▶ Problem to work on
Whenever a line in this data holds the word "name", report that line in full.
:: Records supplied ::
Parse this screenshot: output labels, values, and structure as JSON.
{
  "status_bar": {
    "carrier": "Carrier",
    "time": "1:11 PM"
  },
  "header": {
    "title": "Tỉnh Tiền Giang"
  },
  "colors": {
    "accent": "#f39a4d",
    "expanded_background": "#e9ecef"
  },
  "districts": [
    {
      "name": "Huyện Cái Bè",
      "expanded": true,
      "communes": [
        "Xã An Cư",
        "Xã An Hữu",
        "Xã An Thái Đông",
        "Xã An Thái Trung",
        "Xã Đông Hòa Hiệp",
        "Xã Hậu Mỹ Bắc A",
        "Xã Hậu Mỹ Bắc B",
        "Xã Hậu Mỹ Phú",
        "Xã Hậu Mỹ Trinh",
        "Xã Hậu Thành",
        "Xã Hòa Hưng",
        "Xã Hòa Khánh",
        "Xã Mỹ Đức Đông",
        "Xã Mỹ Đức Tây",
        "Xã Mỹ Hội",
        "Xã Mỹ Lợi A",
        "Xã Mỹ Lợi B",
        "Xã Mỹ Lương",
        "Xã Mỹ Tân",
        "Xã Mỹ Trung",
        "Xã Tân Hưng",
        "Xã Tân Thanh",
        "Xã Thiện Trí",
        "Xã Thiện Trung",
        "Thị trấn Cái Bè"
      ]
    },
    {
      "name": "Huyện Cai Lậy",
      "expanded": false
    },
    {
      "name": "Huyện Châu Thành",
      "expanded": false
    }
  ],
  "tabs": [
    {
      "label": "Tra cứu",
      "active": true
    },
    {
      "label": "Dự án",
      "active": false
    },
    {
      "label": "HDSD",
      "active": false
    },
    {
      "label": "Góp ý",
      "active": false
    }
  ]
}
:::
▶ Written response
      "name": "Huyện Cái Bè",
      "name": "Huyện Cai Lậy",
      "name": "Huyện Châu Thành",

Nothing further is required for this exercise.